== GIVEN RECORDS ==
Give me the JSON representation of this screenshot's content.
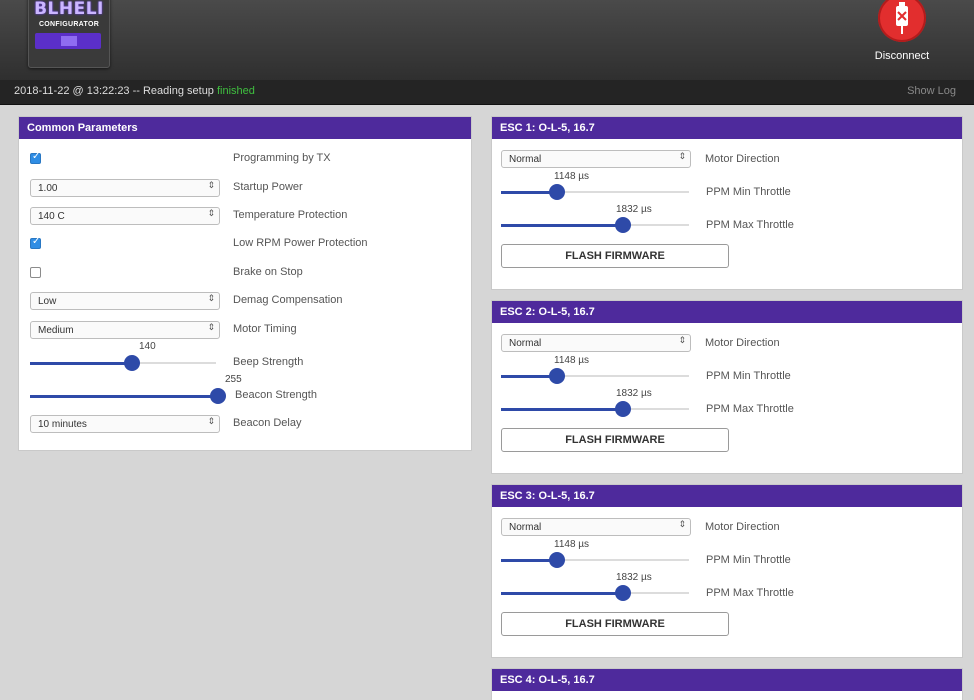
{
  "header": {
    "logo_title": "BLHELI",
    "logo_subtitle": "CONFIGURATOR",
    "disconnect_label": "Disconnect"
  },
  "status": {
    "text": "2018-11-22 @ 13:22:23 -- Reading setup",
    "state": "finished",
    "show_log": "Show Log"
  },
  "common": {
    "title": "Common Parameters",
    "programming_by_tx": {
      "label": "Programming by TX",
      "checked": true
    },
    "startup_power": {
      "label": "Startup Power",
      "value": "1.00"
    },
    "temperature_protection": {
      "label": "Temperature Protection",
      "value": "140 C"
    },
    "low_rpm_power_protection": {
      "label": "Low RPM Power Protection",
      "checked": true
    },
    "brake_on_stop": {
      "label": "Brake on Stop",
      "checked": false
    },
    "demag_compensation": {
      "label": "Demag Compensation",
      "value": "Low"
    },
    "motor_timing": {
      "label": "Motor Timing",
      "value": "Medium"
    },
    "beep_strength": {
      "label": "Beep Strength",
      "value": "140",
      "fraction": 0.55
    },
    "beacon_strength": {
      "label": "Beacon Strength",
      "value": "255",
      "fraction": 1.0
    },
    "beacon_delay": {
      "label": "Beacon Delay",
      "value": "10 minutes"
    }
  },
  "escs": [
    {
      "title": "ESC 1: O-L-5, 16.7",
      "motor_direction": "Normal",
      "motor_direction_label": "Motor Direction",
      "min_throttle": "1148 µs",
      "min_throttle_label": "PPM Min Throttle",
      "min_fraction": 0.3,
      "max_throttle": "1832 µs",
      "max_throttle_label": "PPM Max Throttle",
      "max_fraction": 0.65,
      "flash_label": "FLASH FIRMWARE"
    },
    {
      "title": "ESC 2: O-L-5, 16.7",
      "motor_direction": "Normal",
      "motor_direction_label": "Motor Direction",
      "min_throttle": "1148 µs",
      "min_throttle_label": "PPM Min Throttle",
      "min_fraction": 0.3,
      "max_throttle": "1832 µs",
      "max_throttle_label": "PPM Max Throttle",
      "max_fraction": 0.65,
      "flash_label": "FLASH FIRMWARE"
    },
    {
      "title": "ESC 3: O-L-5, 16.7",
      "motor_direction": "Normal",
      "motor_direction_label": "Motor Direction",
      "min_throttle": "1148 µs",
      "min_throttle_label": "PPM Min Throttle",
      "min_fraction": 0.3,
      "max_throttle": "1832 µs",
      "max_throttle_label": "PPM Max Throttle",
      "max_fraction": 0.65,
      "flash_label": "FLASH FIRMWARE"
    },
    {
      "title": "ESC 4: O-L-5, 16.7"
    }
  ],
  "icons": {
    "select_arrow": "select-arrow-icon",
    "check": "check-icon",
    "usb_disconnect": "usb-disconnect-icon"
  },
  "colors": {
    "panel_header": "#4e2a9c",
    "slider": "#2e4aa8",
    "disconnect": "#e22e2e",
    "status_ok": "#3fbf3f"
  }
}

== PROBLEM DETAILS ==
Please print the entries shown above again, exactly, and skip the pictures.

== SOLUTION TO THE PROBLEM ==
Give me the JSON representation of this screenshot's content.
{
  "header": {
    "logo_title": "BLHELI",
    "logo_subtitle": "CONFIGURATOR",
    "disconnect_label": "Disconnect"
  },
  "status": {
    "text": "2018-11-22 @ 13:22:23 -- Reading setup",
    "state": "finished",
    "show_log": "Show Log"
  },
  "common": {
    "title": "Common Parameters",
    "programming_by_tx": {
      "label": "Programming by TX",
      "checked": true
    },
    "startup_power": {
      "label": "Startup Power",
      "value": "1.00"
    },
    "temperature_protection": {
      "label": "Temperature Protection",
      "value": "140 C"
    },
    "low_rpm_power_protection": {
      "label": "Low RPM Power Protection",
      "checked": true
    },
    "brake_on_stop": {
      "label": "Brake on Stop",
      "checked": false
    },
    "demag_compensation": {
      "label": "Demag Compensation",
      "value": "Low"
    },
    "motor_timing": {
      "label": "Motor Timing",
      "value": "Medium"
    },
    "beep_strength": {
      "label": "Beep Strength",
      "value": "140",
      "fraction": 0.55
    },
    "beacon_strength": {
      "label": "Beacon Strength",
      "value": "255",
      "fraction": 1.0
    },
    "beacon_delay": {
      "label": "Beacon Delay",
      "value": "10 minutes"
    }
  },
  "escs": [
    {
      "title": "ESC 1: O-L-5, 16.7",
      "motor_direction": "Normal",
      "motor_direction_label": "Motor Direction",
      "min_throttle": "1148 µs",
      "min_throttle_label": "PPM Min Throttle",
      "min_fraction": 0.3,
      "max_throttle": "1832 µs",
      "max_throttle_label": "PPM Max Throttle",
      "max_fraction": 0.65,
      "flash_label": "FLASH FIRMWARE"
    },
    {
      "title": "ESC 2: O-L-5, 16.7",
      "motor_direction": "Normal",
      "motor_direction_label": "Motor Direction",
      "min_throttle": "1148 µs",
      "min_throttle_label": "PPM Min Throttle",
      "min_fraction": 0.3,
      "max_throttle": "1832 µs",
      "max_throttle_label": "PPM Max Throttle",
      "max_fraction": 0.65,
      "flash_label": "FLASH FIRMWARE"
    },
    {
      "title": "ESC 3: O-L-5, 16.7",
      "motor_direction": "Normal",
      "motor_direction_label": "Motor Direction",
      "min_throttle": "1148 µs",
      "min_throttle_label": "PPM Min Throttle",
      "min_fraction": 0.3,
      "max_throttle": "1832 µs",
      "max_throttle_label": "PPM Max Throttle",
      "max_fraction": 0.65,
      "flash_label": "FLASH FIRMWARE"
    },
    {
      "title": "ESC 4: O-L-5, 16.7"
    }
  ],
  "icons": {
    "select_arrow": "select-arrow-icon",
    "check": "check-icon",
    "usb_disconnect": "usb-disconnect-icon"
  },
  "colors": {
    "panel_header": "#4e2a9c",
    "slider": "#2e4aa8",
    "disconnect": "#e22e2e",
    "status_ok": "#3fbf3f"
  }
}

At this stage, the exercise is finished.